occupy ghana

Mr Kissi Agyebeng
Special Prosecutor
Office of the Special Prosecutor

Dear Sir,


We welcome you, although belatedly, to your office as Ghana’s Special Prosecutor, and respectfully invite you to join our effort to have the unconstitutional 6-month extension to assets/liabilities declarations by public officers removed from our law. We are particularly encouraged by your declared interest to pursue persons with unexplained wealth. We agree with you that this should apply in equal measure to both public officers and private persons. However, we believe that this exercise should begin with public officers, especially within the context of the asset/liabilities declaration regime that the Constitution establishes as the basic standard to ascertain unexplained wealth.

In article 256 the Constitution provides foundation to the fight against unexplained wealth by requiring public officers to declare all assets and liabilities (a) “BEFORE TAKING OFFICE,” (b) “at the end of every four years,” and (c) “at the end of his term of office.” The pre-appointment declaration is novel, as the 1979 Constitution had only a post-appointment provision, requiring declarations within ‘three months… AFTER taking office.’ This was however strengthened by the additional mechanism by which a Public Trustee would take over and manage all appointees’ interests in business, trade or undertakings ‘for the period during which that person continues to hold such public office.’

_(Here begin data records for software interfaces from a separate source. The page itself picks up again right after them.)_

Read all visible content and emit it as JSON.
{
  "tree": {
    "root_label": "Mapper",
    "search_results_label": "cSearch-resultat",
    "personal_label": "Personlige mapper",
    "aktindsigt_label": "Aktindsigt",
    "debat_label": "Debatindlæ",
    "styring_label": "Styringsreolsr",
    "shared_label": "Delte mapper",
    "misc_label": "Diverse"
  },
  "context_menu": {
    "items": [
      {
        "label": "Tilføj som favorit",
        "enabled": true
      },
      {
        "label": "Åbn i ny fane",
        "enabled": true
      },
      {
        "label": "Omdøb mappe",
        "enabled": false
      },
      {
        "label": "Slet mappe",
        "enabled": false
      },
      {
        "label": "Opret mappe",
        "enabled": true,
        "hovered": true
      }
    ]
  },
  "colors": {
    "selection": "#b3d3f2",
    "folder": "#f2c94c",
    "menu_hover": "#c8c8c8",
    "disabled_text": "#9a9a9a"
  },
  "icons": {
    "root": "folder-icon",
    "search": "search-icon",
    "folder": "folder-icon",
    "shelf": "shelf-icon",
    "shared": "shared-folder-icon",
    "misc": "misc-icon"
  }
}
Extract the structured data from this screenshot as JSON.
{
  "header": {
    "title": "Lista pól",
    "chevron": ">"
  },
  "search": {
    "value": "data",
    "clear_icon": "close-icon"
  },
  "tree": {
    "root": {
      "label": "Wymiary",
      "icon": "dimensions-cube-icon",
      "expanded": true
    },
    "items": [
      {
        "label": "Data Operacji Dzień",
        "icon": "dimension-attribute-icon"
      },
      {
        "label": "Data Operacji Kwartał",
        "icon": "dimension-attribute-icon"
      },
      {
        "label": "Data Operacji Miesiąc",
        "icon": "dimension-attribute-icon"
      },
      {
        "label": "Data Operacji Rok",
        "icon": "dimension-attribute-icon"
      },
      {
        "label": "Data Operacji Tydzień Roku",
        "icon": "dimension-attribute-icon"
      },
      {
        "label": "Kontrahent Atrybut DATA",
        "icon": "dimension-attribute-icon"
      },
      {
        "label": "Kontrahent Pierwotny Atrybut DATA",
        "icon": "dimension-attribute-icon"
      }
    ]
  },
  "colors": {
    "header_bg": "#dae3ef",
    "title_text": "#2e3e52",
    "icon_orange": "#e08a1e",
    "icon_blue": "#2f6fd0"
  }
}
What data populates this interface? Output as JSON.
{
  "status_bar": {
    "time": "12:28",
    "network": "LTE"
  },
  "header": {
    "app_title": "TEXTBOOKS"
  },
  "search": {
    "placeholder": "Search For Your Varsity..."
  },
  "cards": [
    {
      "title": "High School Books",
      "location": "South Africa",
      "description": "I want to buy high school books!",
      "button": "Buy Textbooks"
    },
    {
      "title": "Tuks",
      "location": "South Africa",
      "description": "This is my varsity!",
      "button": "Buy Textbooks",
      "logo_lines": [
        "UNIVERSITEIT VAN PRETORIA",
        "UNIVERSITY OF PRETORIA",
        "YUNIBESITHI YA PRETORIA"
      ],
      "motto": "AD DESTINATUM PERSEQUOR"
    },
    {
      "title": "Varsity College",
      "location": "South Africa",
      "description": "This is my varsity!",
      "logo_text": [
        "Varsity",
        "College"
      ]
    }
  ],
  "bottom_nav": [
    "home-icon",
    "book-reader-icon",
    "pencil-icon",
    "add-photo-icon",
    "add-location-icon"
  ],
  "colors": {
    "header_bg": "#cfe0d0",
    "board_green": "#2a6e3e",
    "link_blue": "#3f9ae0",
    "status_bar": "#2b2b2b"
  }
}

The 1992 Constitution did away with both the post-appointment declaration and Public Trustee regime, requiring pre-appointment declarations. This was supposed to make it easy to compare what a person had before taking office with what that person acquires subsequently, rendering the Public Trustee requirement redundant.

Somehow, Ghana’s political class, uncomfortable with the pre-appointment declarations, in passing the Public Office Holders (Declaration of Assets and Disqualification) Act, 1998 (Act 550), provided in section 1(4) that although the declarations should be “made” in accordance with article 256(1) of the Constitution, a public officer is allowed a 6-month post-appointment period to “submit” the declaration. By this bizarre and incongruous provision, the public officer would make the declaration before being appointed, but would be entitled to hold on to it and submit it to the Auditor-General up to six months after being appointed.

The effect has been that public officers are never required to declare any assets/liabilities BEFORE taking office, contrary to what the Constitution expressly states. They may wait and do so within six months AFTER taking office. By this deliberately confused and cleverly bizarre provision, the political class has, by statute, overridden the 1992 Constitution’s rule, reinstated the 1979 post-appointment declaration regime, and even extended the time for doing so from 3 months to 6 months. In reality, once the person is appointed, everyone conveniently forgets about this requirement, and the basic tool to ascertain unexplained wealth is lost.

Unhappy with this state of affairs, OccupyGhana wrote to the Attorney-General on 1 December 2019 (letter ref no OG/2019/010), requesting an amendment to the Act that removes the unconstitutional 6-month extension. We were glad when the Attorney-General responded by a letter dated 8 January 2020 to convey unequivocal agreement with us on both the unconstitutionality and amendment and to state that the office was seeking cabinet approval to prepare the necessary amendment bill to be laid before Parliament. We did not hear from the office again. Thus, on 16 July 2021 and 24 September 2021, we wrote back to the Attorney-General to follow up on the status of the matter. We have received neither acknowledgments of receipt nor responses to those reminders.

As a necessary adjunct to the pre-appointment declaration, article 286(4) compares properties listed in “the initial declaration” with subsequent acquisitions, and declares that properties “not reasonably attributable to income, gift, loan, inheritance or any other reasonable source” are “deemed to have been acquired in contravention of this Constitution.” The effective extraction of pre-appointment declarations by section 1(4) of the Act, renders article 286 completely toothless.

It is on these grounds that we respectfully invite your office to throw its weight behind our fight for the critical amendment, which will give teeth to your desire to pursue public officers with unexplained wealth.

We wish you well in this and all your endeavours.

Yours in the service of God and Ghana.